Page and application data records

*** Block opens ***

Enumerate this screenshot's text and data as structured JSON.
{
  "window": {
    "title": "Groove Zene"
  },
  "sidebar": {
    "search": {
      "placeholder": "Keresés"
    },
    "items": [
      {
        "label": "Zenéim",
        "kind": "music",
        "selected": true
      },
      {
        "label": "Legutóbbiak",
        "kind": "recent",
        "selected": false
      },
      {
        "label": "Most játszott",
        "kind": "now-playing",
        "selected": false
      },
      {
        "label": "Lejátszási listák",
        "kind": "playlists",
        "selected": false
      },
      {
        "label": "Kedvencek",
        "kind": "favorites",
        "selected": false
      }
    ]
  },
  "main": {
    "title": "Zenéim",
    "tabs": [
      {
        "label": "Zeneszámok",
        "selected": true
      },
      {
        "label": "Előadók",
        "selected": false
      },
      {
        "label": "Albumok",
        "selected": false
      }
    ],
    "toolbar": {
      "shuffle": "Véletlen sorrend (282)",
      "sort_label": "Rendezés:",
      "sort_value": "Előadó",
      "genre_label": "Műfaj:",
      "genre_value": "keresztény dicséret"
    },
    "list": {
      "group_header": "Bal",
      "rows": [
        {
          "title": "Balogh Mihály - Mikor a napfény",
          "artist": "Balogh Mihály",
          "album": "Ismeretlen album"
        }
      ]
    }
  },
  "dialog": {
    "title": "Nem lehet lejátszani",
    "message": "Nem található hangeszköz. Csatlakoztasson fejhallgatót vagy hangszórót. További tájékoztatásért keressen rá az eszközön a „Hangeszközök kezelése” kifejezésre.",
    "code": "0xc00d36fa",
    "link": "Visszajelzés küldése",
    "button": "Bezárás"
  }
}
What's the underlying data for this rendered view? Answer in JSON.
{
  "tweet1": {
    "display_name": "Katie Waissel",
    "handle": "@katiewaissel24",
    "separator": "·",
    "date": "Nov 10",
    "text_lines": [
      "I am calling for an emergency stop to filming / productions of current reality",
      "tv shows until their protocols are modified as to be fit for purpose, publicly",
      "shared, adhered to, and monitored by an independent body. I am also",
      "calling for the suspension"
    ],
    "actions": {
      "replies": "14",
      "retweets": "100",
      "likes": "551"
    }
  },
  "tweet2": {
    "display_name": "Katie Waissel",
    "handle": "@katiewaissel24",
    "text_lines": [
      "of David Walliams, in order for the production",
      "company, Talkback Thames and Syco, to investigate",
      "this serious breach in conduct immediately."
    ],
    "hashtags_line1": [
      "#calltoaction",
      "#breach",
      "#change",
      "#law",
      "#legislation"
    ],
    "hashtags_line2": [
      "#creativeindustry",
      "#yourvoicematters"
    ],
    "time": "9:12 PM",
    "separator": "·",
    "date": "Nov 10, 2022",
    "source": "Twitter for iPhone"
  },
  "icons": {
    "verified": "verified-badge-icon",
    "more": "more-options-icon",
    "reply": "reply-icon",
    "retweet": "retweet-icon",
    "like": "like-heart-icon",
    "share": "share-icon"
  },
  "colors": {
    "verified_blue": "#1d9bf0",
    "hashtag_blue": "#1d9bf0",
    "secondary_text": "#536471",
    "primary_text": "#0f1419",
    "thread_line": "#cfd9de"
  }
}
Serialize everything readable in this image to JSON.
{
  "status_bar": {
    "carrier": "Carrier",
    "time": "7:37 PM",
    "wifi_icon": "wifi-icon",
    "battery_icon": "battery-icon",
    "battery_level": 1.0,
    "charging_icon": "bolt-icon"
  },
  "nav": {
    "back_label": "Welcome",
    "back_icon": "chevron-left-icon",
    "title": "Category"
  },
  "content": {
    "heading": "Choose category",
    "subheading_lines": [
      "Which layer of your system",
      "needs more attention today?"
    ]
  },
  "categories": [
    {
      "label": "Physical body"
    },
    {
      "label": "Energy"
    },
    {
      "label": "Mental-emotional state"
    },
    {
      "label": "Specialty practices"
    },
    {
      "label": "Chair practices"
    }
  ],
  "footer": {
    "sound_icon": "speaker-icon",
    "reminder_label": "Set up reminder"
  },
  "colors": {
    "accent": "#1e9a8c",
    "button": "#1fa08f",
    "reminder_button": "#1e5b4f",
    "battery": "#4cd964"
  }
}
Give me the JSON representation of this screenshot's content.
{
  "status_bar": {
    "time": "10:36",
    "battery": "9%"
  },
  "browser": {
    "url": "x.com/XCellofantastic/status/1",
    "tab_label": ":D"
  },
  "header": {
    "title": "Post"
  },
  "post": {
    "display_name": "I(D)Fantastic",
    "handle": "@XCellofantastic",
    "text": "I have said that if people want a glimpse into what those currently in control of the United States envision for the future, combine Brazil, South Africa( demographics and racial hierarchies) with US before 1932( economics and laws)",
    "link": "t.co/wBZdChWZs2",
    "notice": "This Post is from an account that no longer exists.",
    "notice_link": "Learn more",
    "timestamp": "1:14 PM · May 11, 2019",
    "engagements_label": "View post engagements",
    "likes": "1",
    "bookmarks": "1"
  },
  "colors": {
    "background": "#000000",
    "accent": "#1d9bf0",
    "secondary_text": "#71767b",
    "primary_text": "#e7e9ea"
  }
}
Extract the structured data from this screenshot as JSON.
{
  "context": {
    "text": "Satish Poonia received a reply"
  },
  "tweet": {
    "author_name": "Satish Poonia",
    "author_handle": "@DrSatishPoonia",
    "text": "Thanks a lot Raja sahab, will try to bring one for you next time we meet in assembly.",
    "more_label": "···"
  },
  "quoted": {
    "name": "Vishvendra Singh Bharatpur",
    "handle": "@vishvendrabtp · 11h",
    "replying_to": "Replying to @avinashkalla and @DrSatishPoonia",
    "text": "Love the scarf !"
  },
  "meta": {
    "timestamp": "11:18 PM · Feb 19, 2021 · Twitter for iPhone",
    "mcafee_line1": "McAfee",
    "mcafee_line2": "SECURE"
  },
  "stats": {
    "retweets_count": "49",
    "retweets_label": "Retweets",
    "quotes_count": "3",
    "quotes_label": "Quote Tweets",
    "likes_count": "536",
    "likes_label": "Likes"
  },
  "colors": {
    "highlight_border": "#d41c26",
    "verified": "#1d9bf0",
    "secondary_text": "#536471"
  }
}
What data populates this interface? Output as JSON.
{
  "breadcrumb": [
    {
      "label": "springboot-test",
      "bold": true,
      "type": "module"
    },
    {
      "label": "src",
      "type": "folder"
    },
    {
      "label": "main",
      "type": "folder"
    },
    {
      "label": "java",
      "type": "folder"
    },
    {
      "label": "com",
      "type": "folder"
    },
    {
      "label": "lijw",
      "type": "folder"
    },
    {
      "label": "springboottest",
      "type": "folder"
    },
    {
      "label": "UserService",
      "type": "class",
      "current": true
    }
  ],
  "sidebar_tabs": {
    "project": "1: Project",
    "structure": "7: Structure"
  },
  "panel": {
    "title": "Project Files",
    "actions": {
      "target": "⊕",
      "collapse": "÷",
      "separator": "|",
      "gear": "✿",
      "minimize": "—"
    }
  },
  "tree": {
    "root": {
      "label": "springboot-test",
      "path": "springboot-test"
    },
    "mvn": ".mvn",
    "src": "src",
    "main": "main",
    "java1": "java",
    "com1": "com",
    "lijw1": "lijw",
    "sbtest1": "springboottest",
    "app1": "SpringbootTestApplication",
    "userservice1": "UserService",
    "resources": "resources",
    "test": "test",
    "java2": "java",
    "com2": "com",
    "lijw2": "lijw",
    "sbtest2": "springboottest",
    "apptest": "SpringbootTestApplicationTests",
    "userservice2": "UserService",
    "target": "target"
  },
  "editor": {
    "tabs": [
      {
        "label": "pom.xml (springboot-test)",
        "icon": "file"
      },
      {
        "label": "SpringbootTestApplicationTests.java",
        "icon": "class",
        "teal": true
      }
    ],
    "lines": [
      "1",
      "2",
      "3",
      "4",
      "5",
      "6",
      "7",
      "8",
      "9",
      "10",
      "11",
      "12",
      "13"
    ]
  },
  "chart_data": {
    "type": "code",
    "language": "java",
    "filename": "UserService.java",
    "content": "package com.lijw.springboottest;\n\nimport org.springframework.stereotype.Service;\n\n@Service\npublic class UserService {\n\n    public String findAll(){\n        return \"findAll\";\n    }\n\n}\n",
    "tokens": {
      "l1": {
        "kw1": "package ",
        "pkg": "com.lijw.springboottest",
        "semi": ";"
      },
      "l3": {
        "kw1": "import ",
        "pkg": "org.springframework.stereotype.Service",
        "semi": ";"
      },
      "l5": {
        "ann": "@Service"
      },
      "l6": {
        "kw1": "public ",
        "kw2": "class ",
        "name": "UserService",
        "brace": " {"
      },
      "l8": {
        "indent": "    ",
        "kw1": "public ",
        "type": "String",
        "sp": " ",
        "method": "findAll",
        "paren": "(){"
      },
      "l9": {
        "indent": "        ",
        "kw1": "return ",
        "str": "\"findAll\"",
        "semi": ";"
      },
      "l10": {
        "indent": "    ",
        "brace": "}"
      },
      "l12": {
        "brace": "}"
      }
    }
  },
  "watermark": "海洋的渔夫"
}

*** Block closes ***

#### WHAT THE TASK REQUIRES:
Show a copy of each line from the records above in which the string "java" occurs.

#### TASK OUTPUT:
      "label": "java",
    "java1": "java",
    "java2": "java",
        "label": "SpringbootTestApplicationTests.java",
    "language": "java",
    "filename": "UserService.java",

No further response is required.